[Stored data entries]
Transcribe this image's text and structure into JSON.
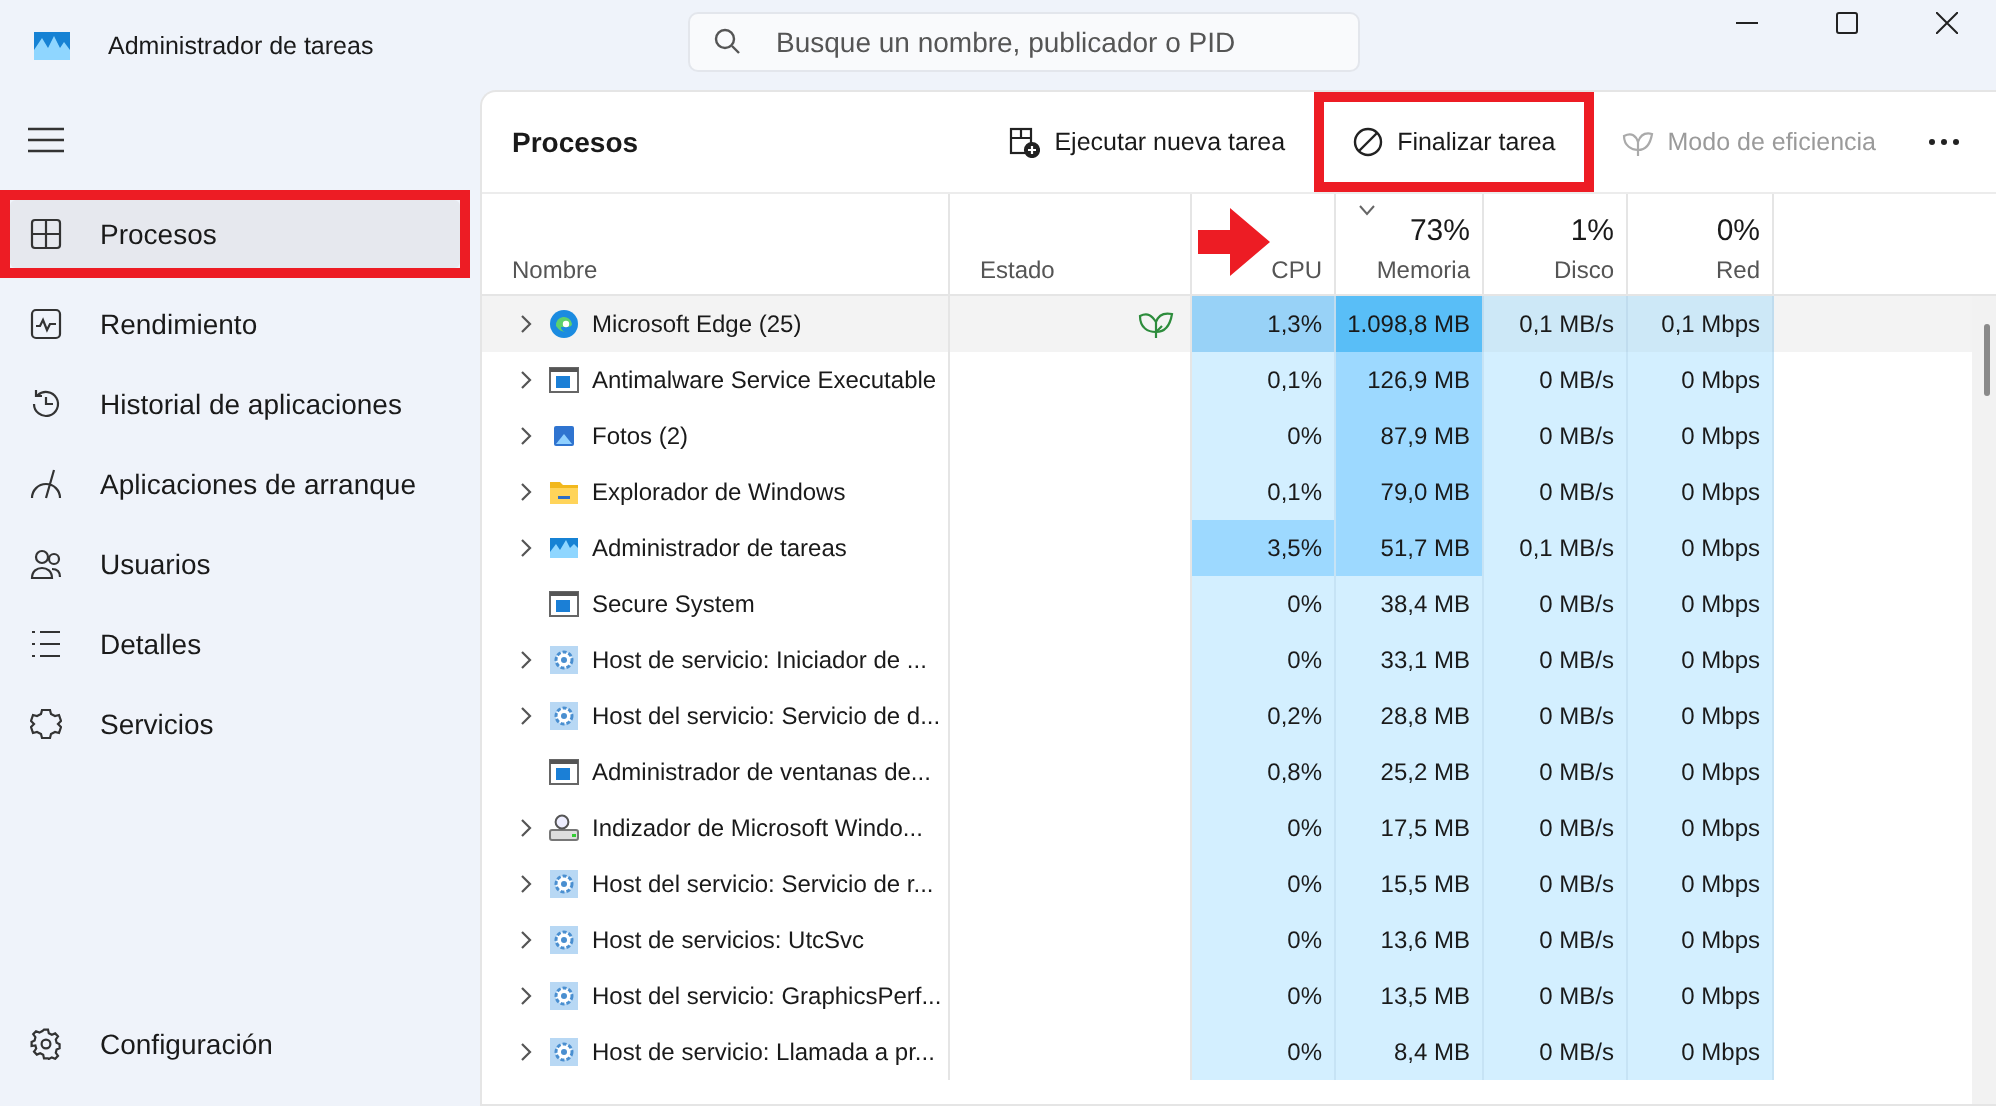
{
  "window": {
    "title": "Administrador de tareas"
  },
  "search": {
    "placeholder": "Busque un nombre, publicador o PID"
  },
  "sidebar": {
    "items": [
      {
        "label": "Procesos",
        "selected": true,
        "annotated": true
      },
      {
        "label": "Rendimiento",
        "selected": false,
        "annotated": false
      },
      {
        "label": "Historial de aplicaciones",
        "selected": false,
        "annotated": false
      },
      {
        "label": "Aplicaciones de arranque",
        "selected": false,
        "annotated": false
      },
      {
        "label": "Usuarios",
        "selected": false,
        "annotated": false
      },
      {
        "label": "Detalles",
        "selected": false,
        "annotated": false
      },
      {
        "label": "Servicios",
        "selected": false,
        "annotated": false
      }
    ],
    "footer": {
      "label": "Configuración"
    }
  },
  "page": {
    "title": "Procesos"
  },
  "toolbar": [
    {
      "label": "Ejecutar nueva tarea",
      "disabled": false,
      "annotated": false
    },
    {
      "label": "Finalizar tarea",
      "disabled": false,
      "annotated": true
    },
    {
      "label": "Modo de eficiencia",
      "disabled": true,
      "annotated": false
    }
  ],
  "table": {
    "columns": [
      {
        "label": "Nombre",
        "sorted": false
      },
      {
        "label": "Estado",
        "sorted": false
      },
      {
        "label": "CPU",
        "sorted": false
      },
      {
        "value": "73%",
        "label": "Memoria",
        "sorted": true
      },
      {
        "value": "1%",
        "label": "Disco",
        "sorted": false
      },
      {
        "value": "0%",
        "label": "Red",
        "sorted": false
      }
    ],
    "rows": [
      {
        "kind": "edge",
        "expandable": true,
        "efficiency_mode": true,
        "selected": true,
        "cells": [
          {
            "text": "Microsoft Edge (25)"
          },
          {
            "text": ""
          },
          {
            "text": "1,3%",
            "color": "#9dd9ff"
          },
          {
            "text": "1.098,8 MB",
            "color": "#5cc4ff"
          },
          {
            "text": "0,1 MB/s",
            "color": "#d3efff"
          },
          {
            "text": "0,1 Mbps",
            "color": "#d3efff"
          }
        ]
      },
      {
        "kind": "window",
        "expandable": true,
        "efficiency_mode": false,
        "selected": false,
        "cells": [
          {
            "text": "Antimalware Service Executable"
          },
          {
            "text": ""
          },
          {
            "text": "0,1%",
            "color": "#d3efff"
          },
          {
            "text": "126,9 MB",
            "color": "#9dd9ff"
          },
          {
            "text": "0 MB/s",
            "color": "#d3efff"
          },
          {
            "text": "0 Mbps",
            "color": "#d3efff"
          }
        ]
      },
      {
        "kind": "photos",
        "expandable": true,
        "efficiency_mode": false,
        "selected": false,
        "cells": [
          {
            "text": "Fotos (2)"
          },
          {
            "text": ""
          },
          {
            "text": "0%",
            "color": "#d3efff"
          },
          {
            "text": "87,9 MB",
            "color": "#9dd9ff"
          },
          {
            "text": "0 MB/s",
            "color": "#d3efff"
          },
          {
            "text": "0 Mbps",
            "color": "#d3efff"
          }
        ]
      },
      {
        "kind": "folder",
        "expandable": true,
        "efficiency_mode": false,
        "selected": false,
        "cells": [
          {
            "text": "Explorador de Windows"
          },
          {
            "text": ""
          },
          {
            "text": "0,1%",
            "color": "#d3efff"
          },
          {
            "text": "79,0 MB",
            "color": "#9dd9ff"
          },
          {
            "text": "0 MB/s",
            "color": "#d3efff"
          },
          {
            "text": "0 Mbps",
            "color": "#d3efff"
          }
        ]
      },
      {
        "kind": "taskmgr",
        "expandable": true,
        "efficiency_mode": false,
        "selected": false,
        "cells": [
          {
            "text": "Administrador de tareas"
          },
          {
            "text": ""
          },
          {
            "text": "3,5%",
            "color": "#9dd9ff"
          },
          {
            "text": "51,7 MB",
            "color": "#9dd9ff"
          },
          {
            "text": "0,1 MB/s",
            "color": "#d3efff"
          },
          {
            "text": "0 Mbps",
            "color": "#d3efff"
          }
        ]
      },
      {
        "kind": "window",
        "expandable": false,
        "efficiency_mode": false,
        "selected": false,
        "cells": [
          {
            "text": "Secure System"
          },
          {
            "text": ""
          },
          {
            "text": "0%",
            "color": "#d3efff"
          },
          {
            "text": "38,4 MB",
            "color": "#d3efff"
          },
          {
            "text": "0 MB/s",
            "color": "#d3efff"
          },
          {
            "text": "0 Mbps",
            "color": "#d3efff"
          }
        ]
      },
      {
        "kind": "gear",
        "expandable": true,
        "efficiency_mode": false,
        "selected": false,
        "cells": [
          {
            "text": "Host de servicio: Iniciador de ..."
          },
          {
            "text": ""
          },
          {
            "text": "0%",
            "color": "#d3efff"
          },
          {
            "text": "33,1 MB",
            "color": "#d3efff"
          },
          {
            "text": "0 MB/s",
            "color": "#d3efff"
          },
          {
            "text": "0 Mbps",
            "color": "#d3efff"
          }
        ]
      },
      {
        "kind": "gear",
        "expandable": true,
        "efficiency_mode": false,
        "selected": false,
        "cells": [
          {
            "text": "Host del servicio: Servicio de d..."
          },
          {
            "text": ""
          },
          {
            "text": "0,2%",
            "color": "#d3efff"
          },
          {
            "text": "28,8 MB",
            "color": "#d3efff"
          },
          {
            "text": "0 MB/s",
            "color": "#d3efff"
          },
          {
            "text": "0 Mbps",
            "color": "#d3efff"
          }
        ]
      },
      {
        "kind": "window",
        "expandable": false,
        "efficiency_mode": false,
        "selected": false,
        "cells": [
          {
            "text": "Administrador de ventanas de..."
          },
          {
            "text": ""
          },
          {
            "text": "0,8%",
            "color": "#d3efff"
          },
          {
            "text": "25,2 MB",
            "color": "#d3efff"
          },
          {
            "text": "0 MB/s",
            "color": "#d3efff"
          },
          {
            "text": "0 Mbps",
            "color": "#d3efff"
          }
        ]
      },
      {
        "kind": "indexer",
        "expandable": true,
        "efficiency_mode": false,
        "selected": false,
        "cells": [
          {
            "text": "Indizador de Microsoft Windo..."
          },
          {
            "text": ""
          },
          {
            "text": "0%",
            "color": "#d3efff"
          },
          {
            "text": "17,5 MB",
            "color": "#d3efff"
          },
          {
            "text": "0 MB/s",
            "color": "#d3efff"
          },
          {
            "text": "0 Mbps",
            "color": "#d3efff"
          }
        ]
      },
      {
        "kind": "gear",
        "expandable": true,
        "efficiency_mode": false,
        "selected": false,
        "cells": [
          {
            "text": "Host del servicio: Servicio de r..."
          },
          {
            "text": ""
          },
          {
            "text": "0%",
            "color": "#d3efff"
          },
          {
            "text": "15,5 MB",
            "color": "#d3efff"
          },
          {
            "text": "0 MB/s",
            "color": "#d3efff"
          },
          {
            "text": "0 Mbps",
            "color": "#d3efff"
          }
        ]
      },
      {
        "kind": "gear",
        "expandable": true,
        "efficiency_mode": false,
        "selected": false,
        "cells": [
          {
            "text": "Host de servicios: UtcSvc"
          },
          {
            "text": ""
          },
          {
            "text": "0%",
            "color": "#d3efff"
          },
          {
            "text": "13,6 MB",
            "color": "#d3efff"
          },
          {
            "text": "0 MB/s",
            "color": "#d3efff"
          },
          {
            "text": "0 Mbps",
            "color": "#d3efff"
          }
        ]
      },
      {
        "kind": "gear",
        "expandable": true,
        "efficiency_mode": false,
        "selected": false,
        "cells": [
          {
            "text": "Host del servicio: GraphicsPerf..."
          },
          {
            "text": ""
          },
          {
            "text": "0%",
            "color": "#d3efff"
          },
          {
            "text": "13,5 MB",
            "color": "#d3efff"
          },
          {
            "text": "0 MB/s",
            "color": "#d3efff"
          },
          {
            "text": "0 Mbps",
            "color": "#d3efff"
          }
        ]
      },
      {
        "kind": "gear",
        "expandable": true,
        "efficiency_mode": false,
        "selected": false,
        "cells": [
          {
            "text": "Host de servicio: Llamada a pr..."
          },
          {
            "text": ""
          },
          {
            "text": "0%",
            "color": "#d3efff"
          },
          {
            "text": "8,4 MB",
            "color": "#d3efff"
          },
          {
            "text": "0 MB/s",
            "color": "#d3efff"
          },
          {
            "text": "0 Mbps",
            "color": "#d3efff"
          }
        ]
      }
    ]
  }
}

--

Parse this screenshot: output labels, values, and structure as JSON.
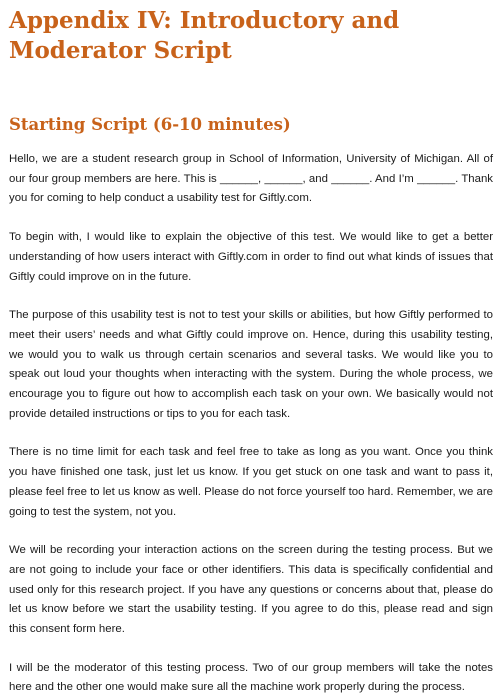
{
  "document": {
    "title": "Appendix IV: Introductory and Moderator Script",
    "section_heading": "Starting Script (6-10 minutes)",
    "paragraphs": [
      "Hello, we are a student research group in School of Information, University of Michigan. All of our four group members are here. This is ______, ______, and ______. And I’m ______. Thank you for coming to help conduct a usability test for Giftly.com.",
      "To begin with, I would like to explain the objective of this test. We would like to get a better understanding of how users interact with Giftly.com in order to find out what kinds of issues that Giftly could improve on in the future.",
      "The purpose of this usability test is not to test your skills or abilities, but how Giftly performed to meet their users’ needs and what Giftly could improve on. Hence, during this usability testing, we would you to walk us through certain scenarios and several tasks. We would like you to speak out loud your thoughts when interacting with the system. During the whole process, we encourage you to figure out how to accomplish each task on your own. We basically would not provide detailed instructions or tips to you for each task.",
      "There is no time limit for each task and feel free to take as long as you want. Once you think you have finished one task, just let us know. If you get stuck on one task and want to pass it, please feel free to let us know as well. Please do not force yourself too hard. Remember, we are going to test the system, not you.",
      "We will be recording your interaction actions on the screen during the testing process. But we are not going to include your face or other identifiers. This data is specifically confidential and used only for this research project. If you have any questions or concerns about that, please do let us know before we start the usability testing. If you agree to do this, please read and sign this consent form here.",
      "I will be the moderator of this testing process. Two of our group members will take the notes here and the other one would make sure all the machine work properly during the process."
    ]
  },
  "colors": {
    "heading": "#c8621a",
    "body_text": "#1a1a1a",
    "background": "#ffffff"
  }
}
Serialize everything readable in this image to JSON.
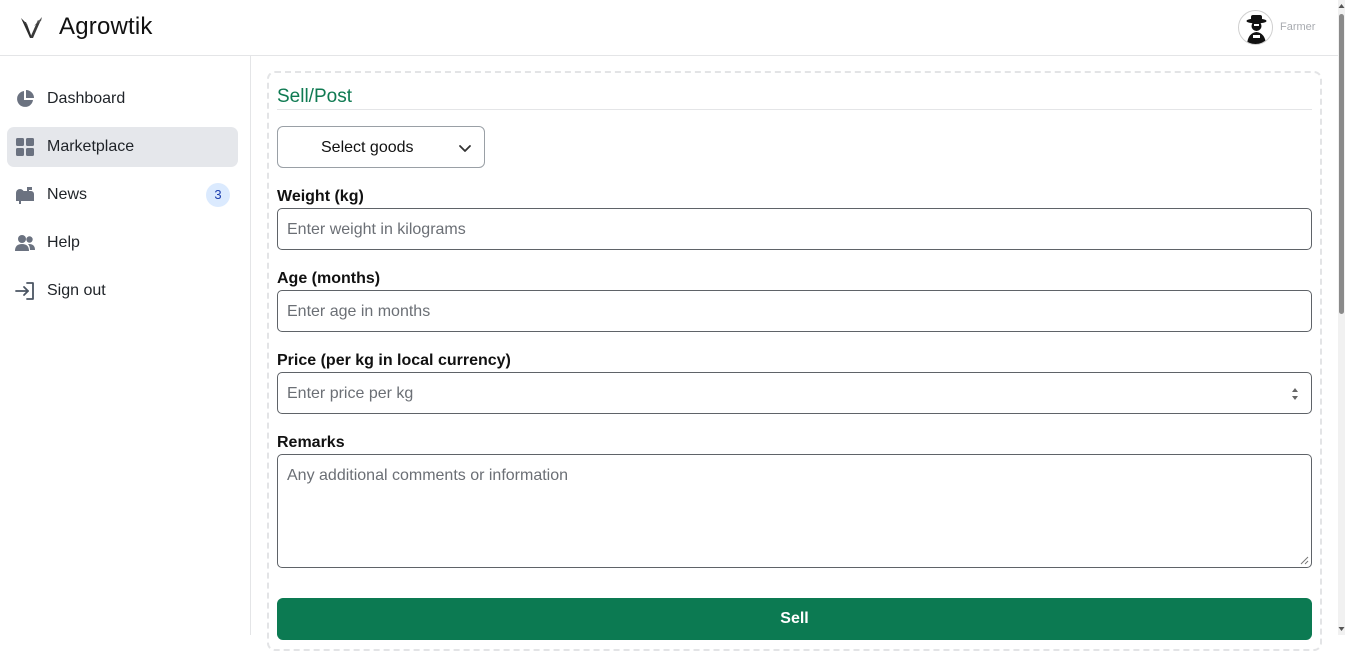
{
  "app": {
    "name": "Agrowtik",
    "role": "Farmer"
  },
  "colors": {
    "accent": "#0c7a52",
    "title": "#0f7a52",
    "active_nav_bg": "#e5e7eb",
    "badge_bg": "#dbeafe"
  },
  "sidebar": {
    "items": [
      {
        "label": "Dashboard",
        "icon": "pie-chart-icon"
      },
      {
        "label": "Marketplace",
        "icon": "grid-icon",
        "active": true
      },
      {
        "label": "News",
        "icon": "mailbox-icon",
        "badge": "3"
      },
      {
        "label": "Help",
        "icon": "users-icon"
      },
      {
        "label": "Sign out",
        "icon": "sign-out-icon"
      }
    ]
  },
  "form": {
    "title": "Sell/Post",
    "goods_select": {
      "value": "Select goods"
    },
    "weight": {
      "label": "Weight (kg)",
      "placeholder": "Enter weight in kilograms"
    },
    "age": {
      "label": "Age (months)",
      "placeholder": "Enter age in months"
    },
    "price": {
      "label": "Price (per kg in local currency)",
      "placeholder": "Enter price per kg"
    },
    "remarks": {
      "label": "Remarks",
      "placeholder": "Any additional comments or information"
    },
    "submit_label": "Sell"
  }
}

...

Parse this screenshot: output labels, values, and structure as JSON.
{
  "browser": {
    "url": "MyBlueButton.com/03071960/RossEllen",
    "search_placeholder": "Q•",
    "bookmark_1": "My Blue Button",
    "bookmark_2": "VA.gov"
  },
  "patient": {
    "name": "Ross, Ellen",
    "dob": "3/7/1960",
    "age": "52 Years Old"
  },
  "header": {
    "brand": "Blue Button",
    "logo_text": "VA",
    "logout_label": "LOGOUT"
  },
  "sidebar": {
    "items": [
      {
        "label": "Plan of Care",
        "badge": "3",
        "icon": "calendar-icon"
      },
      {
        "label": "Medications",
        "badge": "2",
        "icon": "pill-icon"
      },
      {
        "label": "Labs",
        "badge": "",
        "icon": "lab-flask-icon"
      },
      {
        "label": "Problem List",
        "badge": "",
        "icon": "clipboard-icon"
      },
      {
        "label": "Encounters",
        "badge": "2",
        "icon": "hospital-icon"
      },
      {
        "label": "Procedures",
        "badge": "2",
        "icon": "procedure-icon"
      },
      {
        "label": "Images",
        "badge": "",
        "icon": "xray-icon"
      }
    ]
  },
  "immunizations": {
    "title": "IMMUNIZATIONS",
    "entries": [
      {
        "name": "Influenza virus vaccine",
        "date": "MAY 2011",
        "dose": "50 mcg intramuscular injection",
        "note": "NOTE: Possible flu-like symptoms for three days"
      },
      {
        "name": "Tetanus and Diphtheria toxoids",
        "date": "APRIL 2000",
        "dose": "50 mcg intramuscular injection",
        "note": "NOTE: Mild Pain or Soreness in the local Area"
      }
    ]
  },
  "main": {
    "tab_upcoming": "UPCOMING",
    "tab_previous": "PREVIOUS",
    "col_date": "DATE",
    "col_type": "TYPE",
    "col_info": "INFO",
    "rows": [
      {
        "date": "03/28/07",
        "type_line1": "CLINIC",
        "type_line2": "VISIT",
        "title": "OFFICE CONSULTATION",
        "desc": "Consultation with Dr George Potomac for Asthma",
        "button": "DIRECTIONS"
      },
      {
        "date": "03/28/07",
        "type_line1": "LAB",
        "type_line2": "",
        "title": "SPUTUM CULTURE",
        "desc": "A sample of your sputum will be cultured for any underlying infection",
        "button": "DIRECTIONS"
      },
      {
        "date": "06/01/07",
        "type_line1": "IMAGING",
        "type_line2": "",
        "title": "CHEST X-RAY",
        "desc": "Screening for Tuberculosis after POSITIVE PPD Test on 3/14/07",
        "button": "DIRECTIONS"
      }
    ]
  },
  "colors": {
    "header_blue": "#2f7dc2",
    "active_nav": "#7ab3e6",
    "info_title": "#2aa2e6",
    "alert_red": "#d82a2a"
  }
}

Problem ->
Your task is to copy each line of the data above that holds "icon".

Response ->
        "icon": "pie-chart-icon"
        "icon": "grid-icon",
        "icon": "mailbox-icon",
        "icon": "users-icon"
        "icon": "sign-out-icon"
        "icon": "calendar-icon"
        "icon": "pill-icon"
        "icon": "lab-flask-icon"
        "icon": "clipboard-icon"
        "icon": "hospital-icon"
        "icon": "procedure-icon"
        "icon": "xray-icon"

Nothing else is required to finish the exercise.